Since the modulo is a prime, we can perform the integer division via some multiplication (based on the Fermat’s little theorem, which is a special case of Euler Theorem). And also, **k** is small here. we can calculate the **G(,)** function in O(**k**) time.

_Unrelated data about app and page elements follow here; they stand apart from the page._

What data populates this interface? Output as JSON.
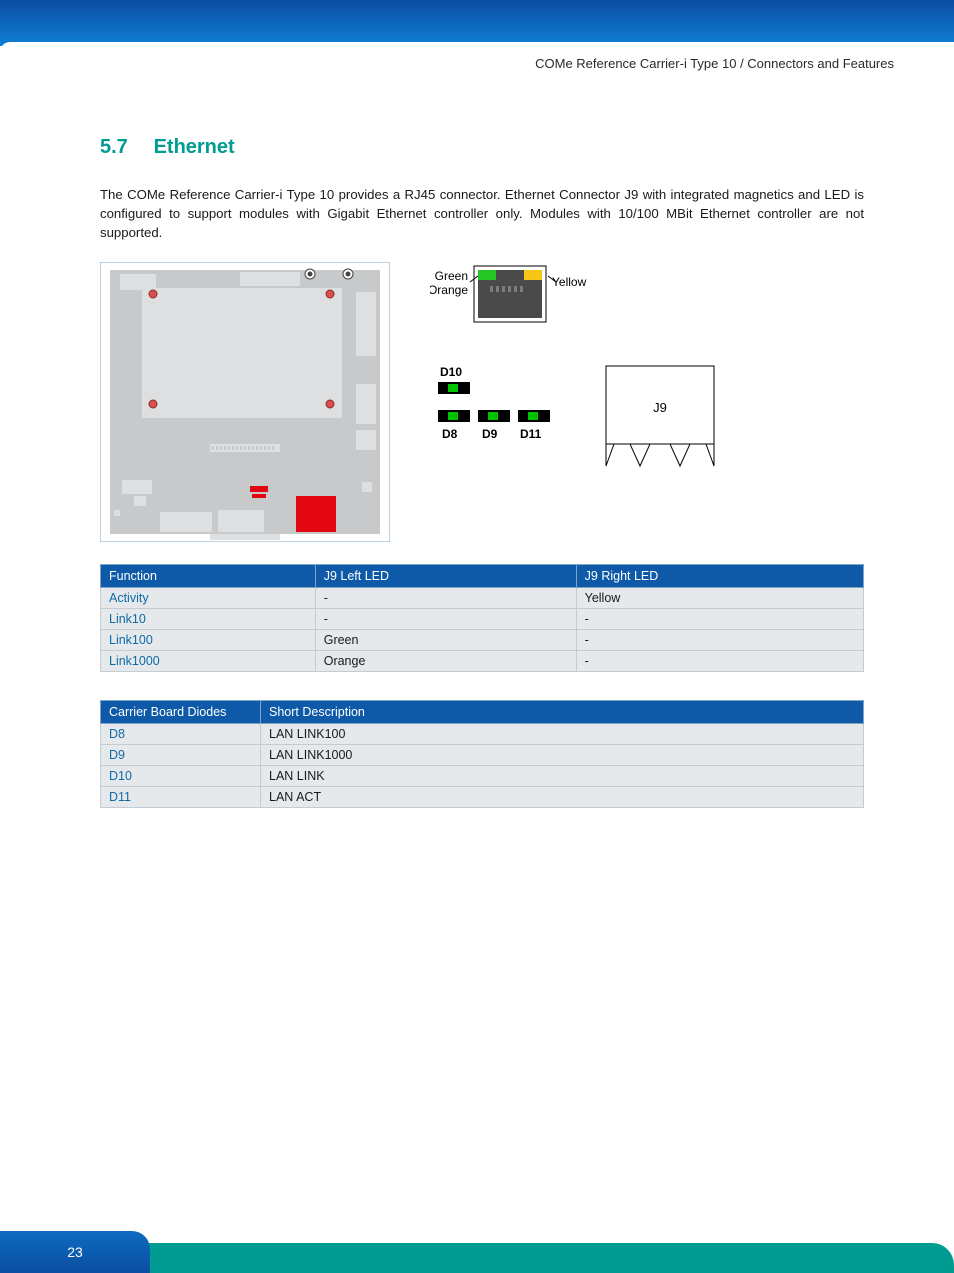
{
  "header": {
    "breadcrumb": "COMe Reference Carrier-i Type 10 / Connectors and Features"
  },
  "section": {
    "number": "5.7",
    "title": "Ethernet",
    "paragraph": "The COMe Reference Carrier-i Type 10 provides a RJ45 connector. Ethernet Connector J9 with integrated magnetics and LED is configured to support modules with Gigabit Ethernet controller only. Modules with 10/100 MBit Ethernet controller are not supported."
  },
  "rj45_labels": {
    "left_top": "Green",
    "left_bottom": "Orange",
    "right": "Yellow"
  },
  "diode_diagram": {
    "d10": "D10",
    "d8": "D8",
    "d9": "D9",
    "d11": "D11"
  },
  "connector_label": "J9",
  "table1": {
    "headers": [
      "Function",
      "J9 Left LED",
      "J9 Right LED"
    ],
    "rows": [
      {
        "fn": "Activity",
        "left": "-",
        "right": "Yellow"
      },
      {
        "fn": "Link10",
        "left": "-",
        "right": "-"
      },
      {
        "fn": "Link100",
        "left": "Green",
        "right": "-"
      },
      {
        "fn": "Link1000",
        "left": "Orange",
        "right": "-"
      }
    ]
  },
  "table2": {
    "headers": [
      "Carrier Board Diodes",
      "Short Description"
    ],
    "rows": [
      {
        "d": "D8",
        "desc": "LAN LINK100"
      },
      {
        "d": "D9",
        "desc": "LAN LINK1000"
      },
      {
        "d": "D10",
        "desc": "LAN LINK"
      },
      {
        "d": "D11",
        "desc": "LAN ACT"
      }
    ]
  },
  "footer": {
    "page": "23"
  }
}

Because **(S / 1)^2 + (S / 2)^2 + (S / 3)^2 + … (S / S)^2** is in O(**(logS)^2**), the total time complexity is O(**S^2(logS)^2**).

### AUTHOR’S AND TESTER’S SOLUTIONS:

Author’s solution can be found here.

Tester’s solution can be found here.